Colombia is going through one of the most severe rainy seasons in decades. In twelve months of downpours, more than one million hectares (2.47 million acres) of productive land have been flooded, roads have been erased by mudslides, and big and small cities have been isolated and heavily damaged. So far, 428 people have died and 77 are reported missing, according to official figures. About 2.9 million people (6.4 percent of the total population) have been directly affected in 28 of the country’s 32 departments, according to the National Statistics Department.
“This is the worst natural tragedy in the history of the country, considering the number of people affected and the extension of the catastrophe,” said President Juan Manuel Santos. “It’s something like when Katrina hit New Orleans a few years ago, but this time we are talking about a whole country.”
The government estimates that this unprecedented rainy season, caused by the La Niña/El Niño weather phenomenon, could cost some 2.5 percent of the GDP. This is comparable to the destructive power of the country’s three most damaging natural disasters of the last 30 years: the earthquake in Armenia in 2001 (1.86 percent of GDP), the volcano eruption in Armero in 1985 (0.29 percent) and the earthquake in Popayan in 1983 (0.45 percent). But this time it’s all happening in one year.
Unpredictable forces of nature are in play in Colombia’s current disaster.

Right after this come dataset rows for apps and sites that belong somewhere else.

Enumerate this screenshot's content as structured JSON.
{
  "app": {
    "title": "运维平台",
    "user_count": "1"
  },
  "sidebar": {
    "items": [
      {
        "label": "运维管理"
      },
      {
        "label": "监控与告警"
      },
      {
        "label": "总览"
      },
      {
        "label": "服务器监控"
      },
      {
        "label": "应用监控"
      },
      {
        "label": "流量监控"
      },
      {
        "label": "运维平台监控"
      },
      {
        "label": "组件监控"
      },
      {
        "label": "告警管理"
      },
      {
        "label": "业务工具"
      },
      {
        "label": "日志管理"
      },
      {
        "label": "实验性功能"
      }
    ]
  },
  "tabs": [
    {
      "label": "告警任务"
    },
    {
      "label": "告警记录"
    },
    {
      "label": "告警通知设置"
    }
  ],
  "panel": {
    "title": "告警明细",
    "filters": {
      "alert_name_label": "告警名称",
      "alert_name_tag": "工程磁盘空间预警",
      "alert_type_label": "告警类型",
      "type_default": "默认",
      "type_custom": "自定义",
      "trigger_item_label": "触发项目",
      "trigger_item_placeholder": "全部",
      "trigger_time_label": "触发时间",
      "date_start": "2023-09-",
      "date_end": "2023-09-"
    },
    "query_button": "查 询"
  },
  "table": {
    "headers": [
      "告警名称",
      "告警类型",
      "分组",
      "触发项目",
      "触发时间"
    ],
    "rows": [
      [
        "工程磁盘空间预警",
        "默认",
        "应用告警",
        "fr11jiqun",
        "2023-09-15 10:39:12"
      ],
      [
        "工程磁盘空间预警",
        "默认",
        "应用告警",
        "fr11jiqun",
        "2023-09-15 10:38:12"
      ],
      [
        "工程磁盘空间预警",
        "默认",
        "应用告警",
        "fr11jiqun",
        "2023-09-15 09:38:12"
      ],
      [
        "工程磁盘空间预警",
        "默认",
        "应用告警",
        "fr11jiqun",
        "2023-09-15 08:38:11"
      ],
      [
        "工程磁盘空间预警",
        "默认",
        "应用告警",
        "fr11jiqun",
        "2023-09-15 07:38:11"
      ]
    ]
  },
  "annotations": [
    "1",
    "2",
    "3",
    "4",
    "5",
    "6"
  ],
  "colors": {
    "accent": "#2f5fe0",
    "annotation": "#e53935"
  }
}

No one can be blamed for that. But as national and local authorities wash their hands of responsibility, they persist in sponsoring policies and projects that alter (and sometimes destroy) the mechanisms that can both trigger or turn off such forces.